After the death of my second agent, I decided to take on publishing Cooley & Rose by myself, and I don’t regret it for a moment. That decision pushed me to start this blog, something I had thought about but had lacked the energy or motivation to do. In the few months that it has been online, more than 2,500 people from at least 49 countries have visited this site, accidentally or not. Still the idea, that as an electronic community we are one, awes me.
I’ve also received several dozen comments on my blog and many more emails from friends and strangers with kind words and, sometimes, their own stories, which I greatly appreciate.
So far this is one wondrous ride.
Now, before I end this buy-my-book blog and return to story telling next week, I ask those of you who read and like Cooley & Rose to post reviews or ratings on the site from which you purchased your e-book and on Goodreads.com. It’s not easy for an indie to market her work, but your words could help a lot.
I had in mind to write about the frenzy over cat this and that, especially videos. Then, while studying how to promote an e-book, I read that an author is supposed to blog about his novel and post comments on social networks as the book takes shape and makes its way into the market place. Sigh. I learn this in the last month of a writing project that has taken years. As most everyone who knows me will attest, I have no gift for timing, except on the dance floor.
So here goes.
Next month, as long as that wicked non-planet Pluto and his two moons are not hanging over my head, Cooley & Rose will be published as an e-book that will be compatible with all makes of readers, plus I-Phones, Droids and computers.
I’ve yet to write the zingy blurb for the distributors to use as a sales tool, but this novel, set in South Norfolk, VA during the summer of 1948 is about a married couple who part ways after their love sours. Rose takes off to start a new life in Hollywood; her husband, Cooley, goes to visit his girlfriend, LaBelle. Erle Stanley Gardner, Bob Hope, Louis Prima and a young Keely Smith make cameo appearances, as do an Indian preacher and thieves posing as rich Southern Baptists. But more on that at another time.

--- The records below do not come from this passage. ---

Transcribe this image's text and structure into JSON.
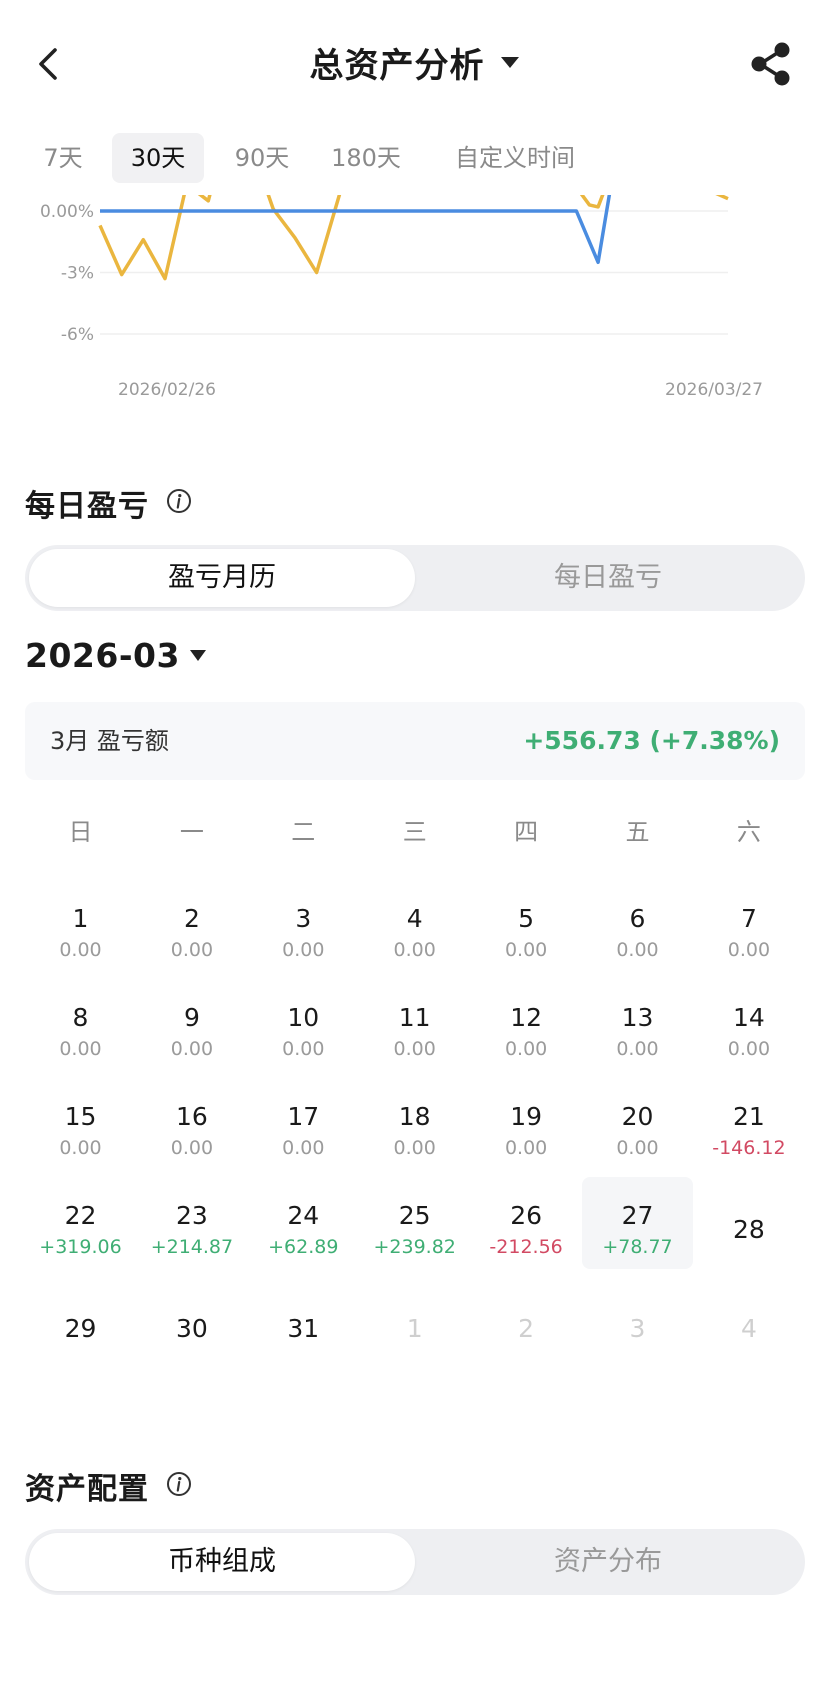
{
  "header": {
    "title": "总资产分析",
    "back_icon": "chevron-left-icon",
    "share_icon": "share-icon"
  },
  "range_tabs": [
    {
      "label": "7天",
      "active": false
    },
    {
      "label": "30天",
      "active": true
    },
    {
      "label": "90天",
      "active": false
    },
    {
      "label": "180天",
      "active": false
    },
    {
      "label": "自定义时间",
      "active": false
    }
  ],
  "chart_data": {
    "type": "line",
    "x_start_label": "2026/02/26",
    "x_end_label": "2026/03/27",
    "ytick_labels": [
      "0.00%",
      "-3%",
      "-6%"
    ],
    "ylim": [
      -6,
      0
    ],
    "grid": true,
    "series": [
      {
        "color": "#eab63f",
        "points": [
          {
            "x": 0,
            "y": -0.7
          },
          {
            "x": 1,
            "y": -3.1
          },
          {
            "x": 2,
            "y": -1.4
          },
          {
            "x": 3,
            "y": -3.3
          },
          {
            "x": 4,
            "y": 1.3
          },
          {
            "x": 5,
            "y": 0.5
          },
          {
            "x": 5.2,
            "y": 1.3
          },
          {
            "x": 7.6,
            "y": 1.3
          },
          {
            "x": 8,
            "y": 0.1
          },
          {
            "x": 9,
            "y": -1.3
          },
          {
            "x": 10,
            "y": -3.0
          },
          {
            "x": 11.2,
            "y": 1.3
          },
          {
            "x": 21.9,
            "y": 1.3
          },
          {
            "x": 22.6,
            "y": 0.3
          },
          {
            "x": 23.0,
            "y": 0.2
          },
          {
            "x": 23.4,
            "y": 1.3
          },
          {
            "x": 27.5,
            "y": 1.3
          },
          {
            "x": 29,
            "y": 0.6
          }
        ]
      },
      {
        "color": "#4a8ce0",
        "points": [
          {
            "x": 0,
            "y": 0
          },
          {
            "x": 22,
            "y": 0
          },
          {
            "x": 23,
            "y": -2.5
          },
          {
            "x": 23.6,
            "y": 1.3
          }
        ]
      }
    ]
  },
  "daily_pnl": {
    "title": "每日盈亏",
    "info_icon": "info-icon",
    "segments": [
      "盈亏月历",
      "每日盈亏"
    ],
    "month": "2026-03",
    "summary_label": "3月 盈亏额",
    "summary_value": "+556.73 (+7.38%)",
    "weekdays": [
      "日",
      "一",
      "二",
      "三",
      "四",
      "五",
      "六"
    ],
    "days": [
      {
        "day": "1",
        "value": "0.00",
        "sign": "zero"
      },
      {
        "day": "2",
        "value": "0.00",
        "sign": "zero"
      },
      {
        "day": "3",
        "value": "0.00",
        "sign": "zero"
      },
      {
        "day": "4",
        "value": "0.00",
        "sign": "zero"
      },
      {
        "day": "5",
        "value": "0.00",
        "sign": "zero"
      },
      {
        "day": "6",
        "value": "0.00",
        "sign": "zero"
      },
      {
        "day": "7",
        "value": "0.00",
        "sign": "zero"
      },
      {
        "day": "8",
        "value": "0.00",
        "sign": "zero"
      },
      {
        "day": "9",
        "value": "0.00",
        "sign": "zero"
      },
      {
        "day": "10",
        "value": "0.00",
        "sign": "zero"
      },
      {
        "day": "11",
        "value": "0.00",
        "sign": "zero"
      },
      {
        "day": "12",
        "value": "0.00",
        "sign": "zero"
      },
      {
        "day": "13",
        "value": "0.00",
        "sign": "zero"
      },
      {
        "day": "14",
        "value": "0.00",
        "sign": "zero"
      },
      {
        "day": "15",
        "value": "0.00",
        "sign": "zero"
      },
      {
        "day": "16",
        "value": "0.00",
        "sign": "zero"
      },
      {
        "day": "17",
        "value": "0.00",
        "sign": "zero"
      },
      {
        "day": "18",
        "value": "0.00",
        "sign": "zero"
      },
      {
        "day": "19",
        "value": "0.00",
        "sign": "zero"
      },
      {
        "day": "20",
        "value": "0.00",
        "sign": "zero"
      },
      {
        "day": "21",
        "value": "-146.12",
        "sign": "neg"
      },
      {
        "day": "22",
        "value": "+319.06",
        "sign": "pos"
      },
      {
        "day": "23",
        "value": "+214.87",
        "sign": "pos"
      },
      {
        "day": "24",
        "value": "+62.89",
        "sign": "pos"
      },
      {
        "day": "25",
        "value": "+239.82",
        "sign": "pos"
      },
      {
        "day": "26",
        "value": "-212.56",
        "sign": "neg"
      },
      {
        "day": "27",
        "value": "+78.77",
        "sign": "pos",
        "today": true
      },
      {
        "day": "28",
        "value": "",
        "sign": "none"
      },
      {
        "day": "29",
        "value": "",
        "sign": "none"
      },
      {
        "day": "30",
        "value": "",
        "sign": "none"
      },
      {
        "day": "31",
        "value": "",
        "sign": "none"
      },
      {
        "day": "1",
        "value": "",
        "sign": "none",
        "other_month": true
      },
      {
        "day": "2",
        "value": "",
        "sign": "none",
        "other_month": true
      },
      {
        "day": "3",
        "value": "",
        "sign": "none",
        "other_month": true
      },
      {
        "day": "4",
        "value": "",
        "sign": "none",
        "other_month": true
      }
    ]
  },
  "asset_allocation": {
    "title": "资产配置",
    "info_icon": "info-icon",
    "segments": [
      "币种组成",
      "资产分布"
    ]
  },
  "colors": {
    "positive": "#3fae74",
    "negative": "#d24a63",
    "chart_yellow": "#eab63f",
    "chart_blue": "#4a8ce0"
  }
}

For now, I offer the following:
From Janet Peery, National Book award nominee:
“This eminently readable story is a romp in the tradition of Crazy in Alabama and a love story as rewarding as Cold Sassy Tree.
“Cooley & Rose is imbued with place and period but never at the expense of story. As these original and unforgettable characters explore the vagaries of love and the boundaries of connection, they leave their marks on the reader’s imagination, providing the best that can be asked of a good book; a feeling that we’ve encountered people we thought we knew but now more fully understand, the sense that – like family, whether near or far – they’ll stay with us, ours for life.
“Terry is a gifted storyteller with an eye for detail, an ear for the rhythms of what’s said as well as what’s unsaid, and a heart for character depth. I hope you’ll give her a read.”
From Bob Shacochis, National Book Award winner:
“I loved reading Terry Perrel’s first novel, Cooley & Rose. And feel that it’s a wonderful . . .work of comic Southern literature. And it goes without saying that Terry is a terrific writer.”
A third author, who read Cooley & Rose in a shorter form, said it has “echoes of Anne Tyler, Flannery O’Connor and Eudora Welty.” I told this to my agent before he died last year, and he thought the comparison was a bit over the top. Ha! What an understatement.
By the way, the photo at the top of the page? That’s my writing shed that my husband, one of my brothers, a few of our friends and I built. That’s where I work and nap and, sometimes, hide out.
UPDATE: Cooley & Rose is available as a paperback from Amazon and as an e-book everywhere!